----- Information -----

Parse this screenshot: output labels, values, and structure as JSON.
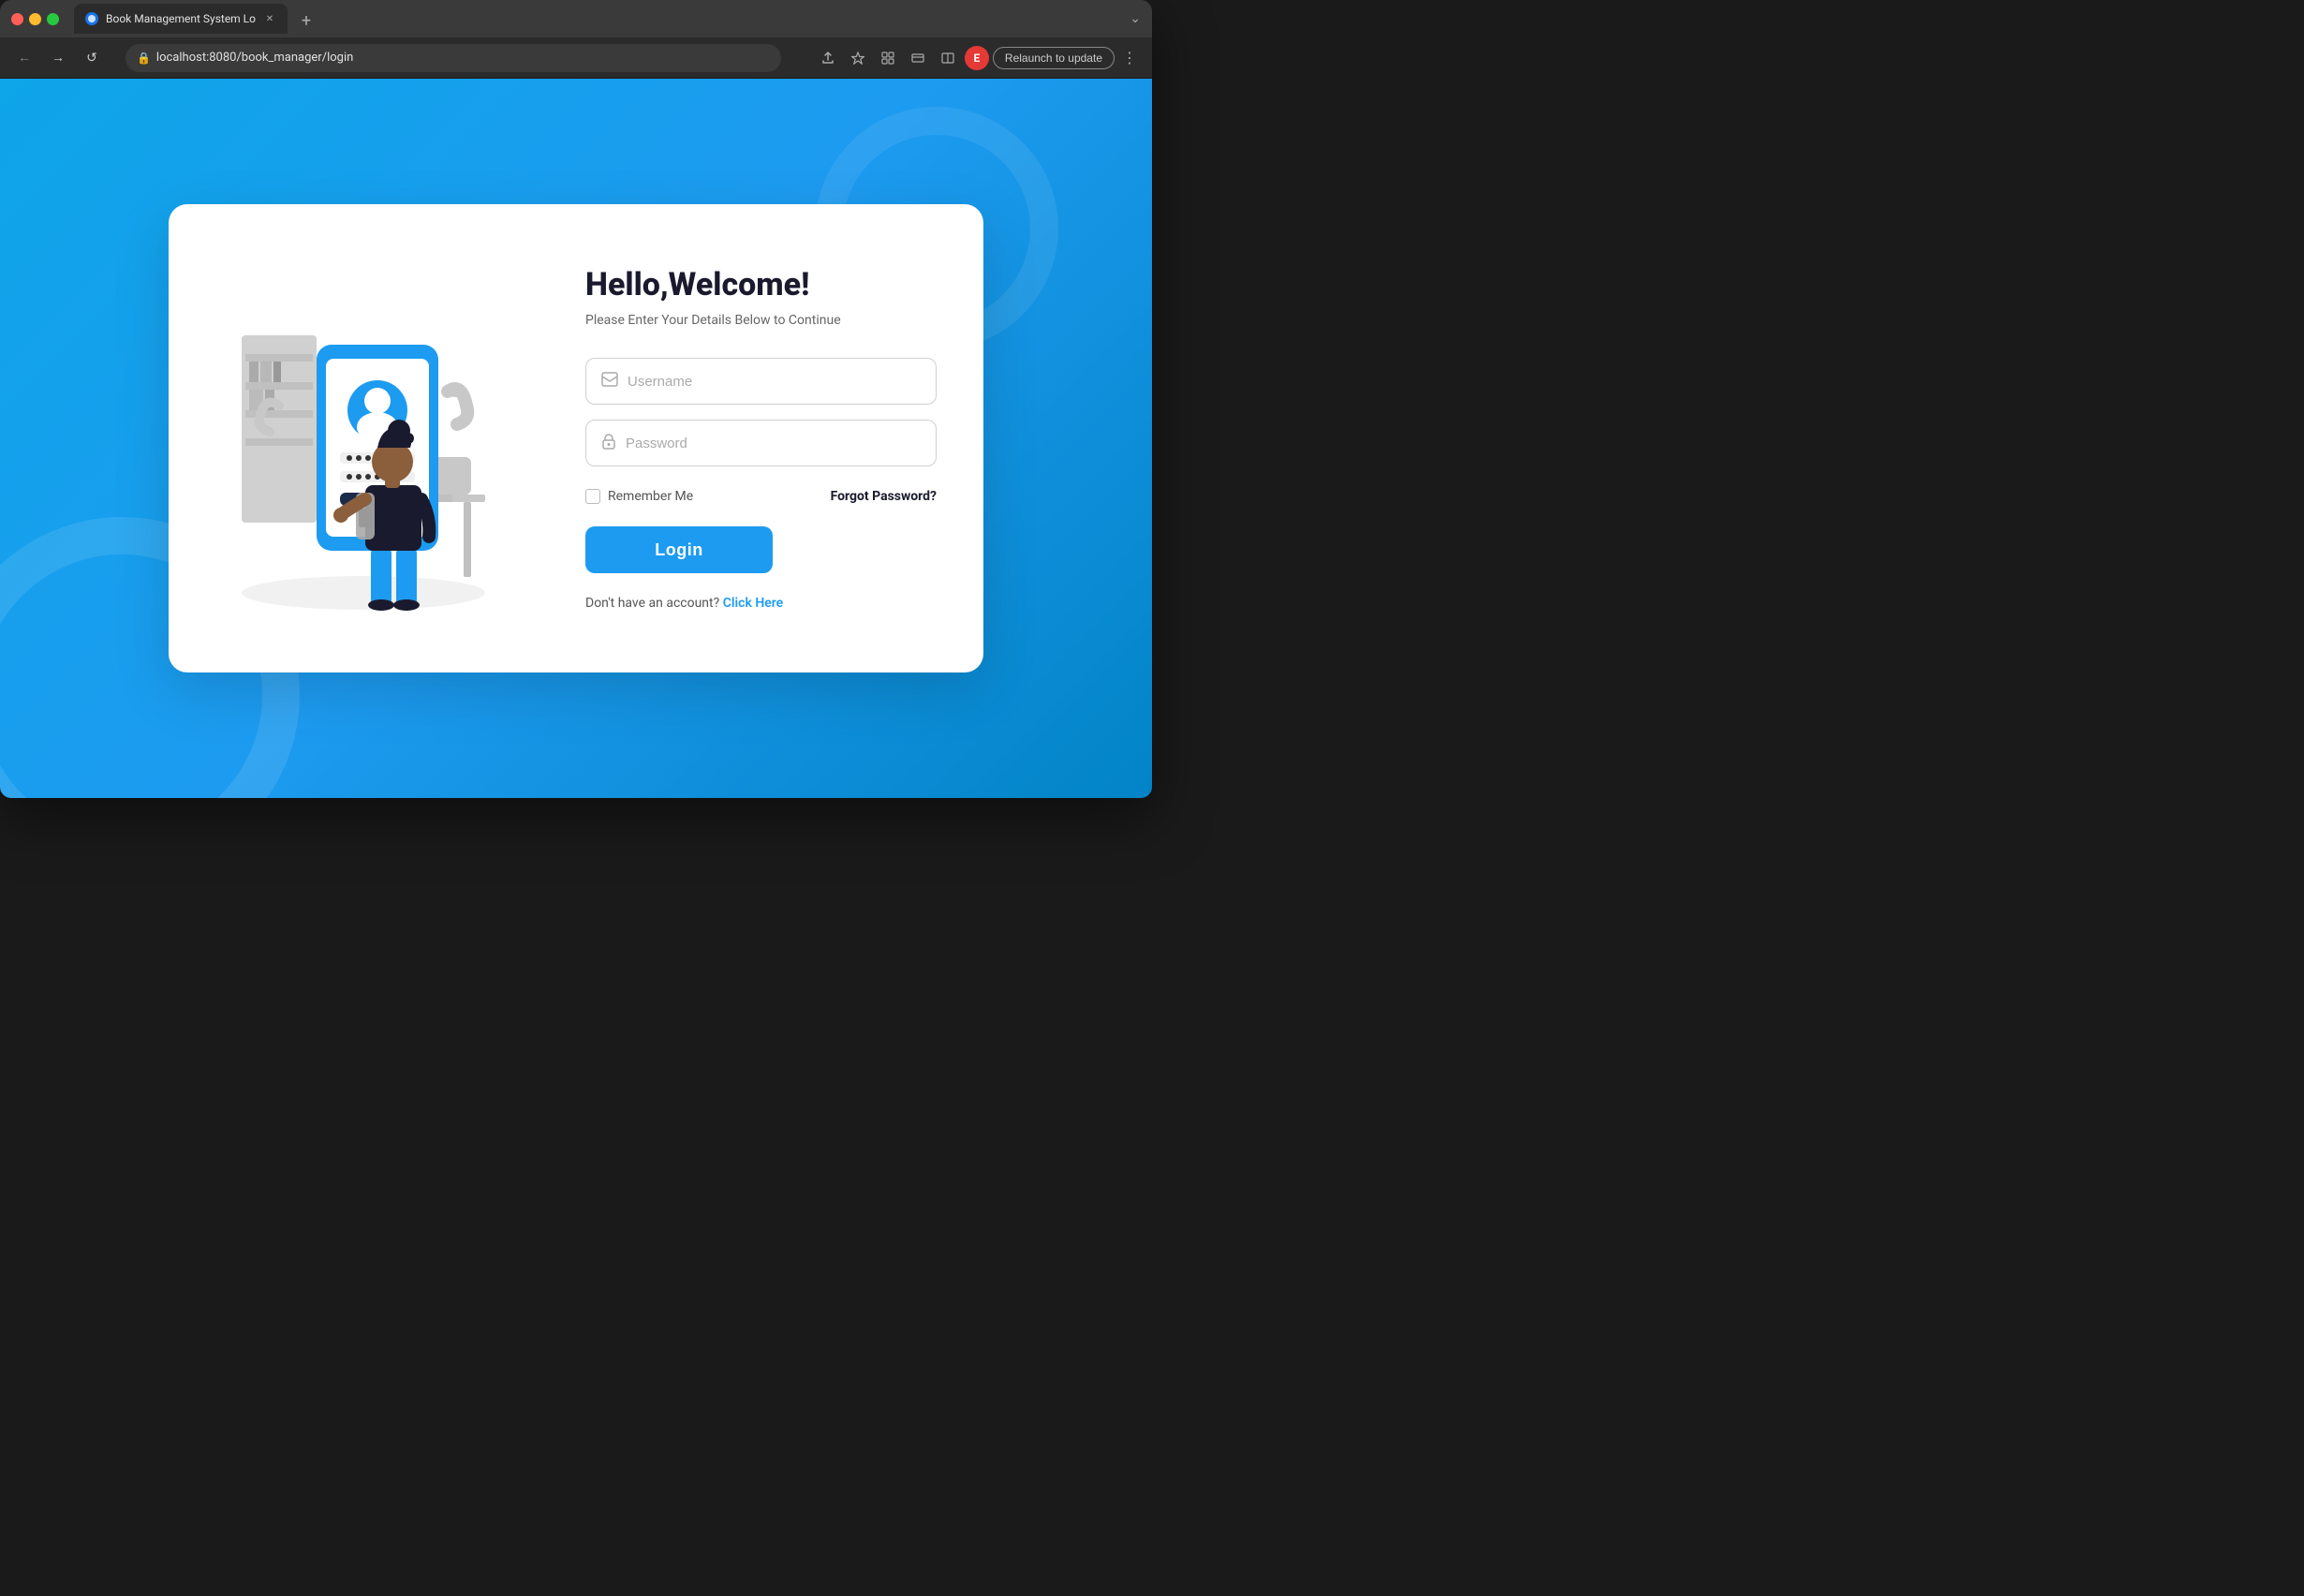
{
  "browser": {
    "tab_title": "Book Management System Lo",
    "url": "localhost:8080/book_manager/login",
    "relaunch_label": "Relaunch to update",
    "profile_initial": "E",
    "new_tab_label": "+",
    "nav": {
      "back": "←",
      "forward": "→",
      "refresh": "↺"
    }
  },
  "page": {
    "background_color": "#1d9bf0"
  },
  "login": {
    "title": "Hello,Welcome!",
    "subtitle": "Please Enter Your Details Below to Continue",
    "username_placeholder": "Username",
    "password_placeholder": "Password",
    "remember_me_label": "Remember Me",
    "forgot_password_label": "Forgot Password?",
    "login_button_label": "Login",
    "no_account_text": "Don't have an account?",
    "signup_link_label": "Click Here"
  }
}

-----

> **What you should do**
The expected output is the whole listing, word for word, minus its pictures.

> **Solution to this exercise**
Parse this screenshot: output labels, values, and structure as JSON.
{
  "browser": {
    "tab_title": "Book Management System Lo",
    "url": "localhost:8080/book_manager/login",
    "relaunch_label": "Relaunch to update",
    "profile_initial": "E",
    "new_tab_label": "+",
    "nav": {
      "back": "←",
      "forward": "→",
      "refresh": "↺"
    }
  },
  "page": {
    "background_color": "#1d9bf0"
  },
  "login": {
    "title": "Hello,Welcome!",
    "subtitle": "Please Enter Your Details Below to Continue",
    "username_placeholder": "Username",
    "password_placeholder": "Password",
    "remember_me_label": "Remember Me",
    "forgot_password_label": "Forgot Password?",
    "login_button_label": "Login",
    "no_account_text": "Don't have an account?",
    "signup_link_label": "Click Here"
  }
}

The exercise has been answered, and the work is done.